Choiromyces setchellii (Gilkey) Gilkey and Choiromyces ellipsosporus Gilkey (as Choeromyces ellipsosporus) are synonyms.
Hydnotryopsis setchellii is a rare and poorly known species, with most known populations in the Sierra Nevada of California, with historic collections from the San Francisco Bay Area; also reported from southern Oregon, and a single collection in Utah.
Currently know from 11 locations; many of which are quite disjunct. They include historic collections from the Bay Area of California, USA; but no collections have come from this area in over a hundred years. Scattered throughout the Sierra Nevada mountains, three collections from the Siskiyou Mountains in southern Oregon, and a report from Utah.
Currently known from 11 widespread locations in western USA. Three of the eight California collections are historic, (late 1800’s/early 1900’s) (Mycoportal 2020), and despite efforts to recollect it from the Guadeloupe Mines area (one of the historic sites), it has not been found (Siegel et al. 2019). Three more recent collections come from southern Oregon, in the Medford-Ashland area in oak woodlands.
This species appears to be rare, but widespread in both lower elevation oak woodlands, and higher elevation conifer forests; however too little is known about it to assess trends.
Population Trend: Uncertain
Hypogeous, solitary or scattered, buried in duff or soil. Most likely ectomycorrhizal. Collections come from a number of different habitats, and most have oaks (Quercus garryana, Q. kelloggii and Q. agrifolia) as the dominant tree species, a few have Douglas-fir (Pseudotsuga menziesii) and Madrone (Arbutus menziesii) mixed in with the oaks. Many of the Sierra Nevada sites are mixed conifer forests dominated by White fir (Abies concolor). The Utah collection came from an Engelmann Spruce (Picea engelmannii) forest. Fruiting in spring and summer. This species is dependent on mycophagy (primarily eaten by small mammals) for spore dispersal.

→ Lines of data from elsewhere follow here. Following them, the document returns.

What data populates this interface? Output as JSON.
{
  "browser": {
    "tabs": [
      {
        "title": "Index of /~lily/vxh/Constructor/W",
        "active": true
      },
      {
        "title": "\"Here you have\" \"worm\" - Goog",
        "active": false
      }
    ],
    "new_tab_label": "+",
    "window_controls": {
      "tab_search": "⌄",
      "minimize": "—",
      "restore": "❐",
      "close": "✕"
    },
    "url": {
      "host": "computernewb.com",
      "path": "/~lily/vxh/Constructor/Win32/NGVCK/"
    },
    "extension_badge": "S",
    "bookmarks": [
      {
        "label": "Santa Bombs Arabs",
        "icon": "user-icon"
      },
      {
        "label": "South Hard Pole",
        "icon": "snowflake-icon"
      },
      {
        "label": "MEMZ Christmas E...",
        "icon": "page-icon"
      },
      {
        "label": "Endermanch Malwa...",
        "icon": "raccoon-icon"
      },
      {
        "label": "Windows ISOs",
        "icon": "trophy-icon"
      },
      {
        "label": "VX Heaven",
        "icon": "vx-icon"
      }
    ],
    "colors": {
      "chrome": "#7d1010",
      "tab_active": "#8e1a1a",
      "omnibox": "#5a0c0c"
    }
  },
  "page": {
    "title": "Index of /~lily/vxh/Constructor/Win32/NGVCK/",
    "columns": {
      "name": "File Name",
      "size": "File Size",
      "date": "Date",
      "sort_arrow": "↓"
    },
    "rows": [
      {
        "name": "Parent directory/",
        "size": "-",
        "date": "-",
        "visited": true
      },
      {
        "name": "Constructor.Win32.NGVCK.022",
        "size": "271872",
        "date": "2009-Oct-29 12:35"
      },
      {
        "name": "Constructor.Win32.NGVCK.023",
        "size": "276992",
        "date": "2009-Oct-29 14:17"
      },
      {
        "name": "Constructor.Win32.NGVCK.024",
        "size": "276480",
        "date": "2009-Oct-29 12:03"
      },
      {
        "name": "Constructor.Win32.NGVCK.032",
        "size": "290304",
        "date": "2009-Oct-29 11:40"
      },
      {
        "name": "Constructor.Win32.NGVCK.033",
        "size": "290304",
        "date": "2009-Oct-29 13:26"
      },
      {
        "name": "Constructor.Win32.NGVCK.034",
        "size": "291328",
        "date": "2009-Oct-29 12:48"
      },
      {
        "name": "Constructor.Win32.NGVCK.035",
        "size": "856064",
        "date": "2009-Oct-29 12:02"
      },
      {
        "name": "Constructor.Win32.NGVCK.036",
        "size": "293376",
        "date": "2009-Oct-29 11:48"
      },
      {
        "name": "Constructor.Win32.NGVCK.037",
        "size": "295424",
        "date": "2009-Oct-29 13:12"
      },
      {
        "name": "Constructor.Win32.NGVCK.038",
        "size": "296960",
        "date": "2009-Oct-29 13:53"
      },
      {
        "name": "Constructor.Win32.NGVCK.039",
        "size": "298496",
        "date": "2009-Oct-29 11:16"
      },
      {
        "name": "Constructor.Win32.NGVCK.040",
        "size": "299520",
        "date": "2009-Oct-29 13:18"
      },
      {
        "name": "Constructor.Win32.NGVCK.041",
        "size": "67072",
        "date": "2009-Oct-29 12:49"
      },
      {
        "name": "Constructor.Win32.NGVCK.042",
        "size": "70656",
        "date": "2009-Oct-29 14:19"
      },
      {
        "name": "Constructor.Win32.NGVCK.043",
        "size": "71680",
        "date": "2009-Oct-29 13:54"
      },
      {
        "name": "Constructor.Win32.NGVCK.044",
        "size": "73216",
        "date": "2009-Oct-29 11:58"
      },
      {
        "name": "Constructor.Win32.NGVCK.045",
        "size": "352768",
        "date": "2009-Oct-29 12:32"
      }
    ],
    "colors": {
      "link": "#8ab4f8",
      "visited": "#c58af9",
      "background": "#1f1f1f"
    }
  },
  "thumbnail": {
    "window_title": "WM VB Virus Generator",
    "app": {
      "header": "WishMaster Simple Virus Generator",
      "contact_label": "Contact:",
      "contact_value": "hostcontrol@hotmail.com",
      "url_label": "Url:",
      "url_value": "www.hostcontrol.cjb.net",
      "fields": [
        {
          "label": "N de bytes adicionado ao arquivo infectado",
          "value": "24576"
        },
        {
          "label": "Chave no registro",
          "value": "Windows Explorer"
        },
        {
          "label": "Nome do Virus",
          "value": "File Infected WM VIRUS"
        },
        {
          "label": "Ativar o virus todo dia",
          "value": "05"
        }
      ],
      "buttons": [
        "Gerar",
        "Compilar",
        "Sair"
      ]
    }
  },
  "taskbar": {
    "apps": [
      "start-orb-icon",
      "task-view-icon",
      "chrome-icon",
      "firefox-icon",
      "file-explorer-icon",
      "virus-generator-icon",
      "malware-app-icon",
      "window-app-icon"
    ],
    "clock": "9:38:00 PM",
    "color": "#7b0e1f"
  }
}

Loss of habitat due to development and urban sprawl in the Sierra Nevada foothills and Silicon Valley. Prolonged droughts and decades of fire suppression have drastically altered western montane forests, leading to thicker, denser, Abies dominated forests. As a result, hotter, stand replacing fires (rather than patchwork and understory burns) are commonplace, altering appropriate habitat drastically, and making it ill-suited for this species.
Targeted surveys for this species, especially in the Sierra Nevada, to see if it’s rare or under reported.
Gilkey, H.M. 1916. A revision of the Tuberales of California. University of California Publications in Botany 6: 275–356
MyCoPortal. 2020. Mycology Collections Portal. Available at: http://mycoportal.org
Siegel, N., Vellinga, E.C., Schwarz, C., Castellano, M.A. and Ikeda, D. 2019. A Field Guide to the Rare Fungi of California’s National Forests. Bookmobile: Minneapolis, MN. 313 p.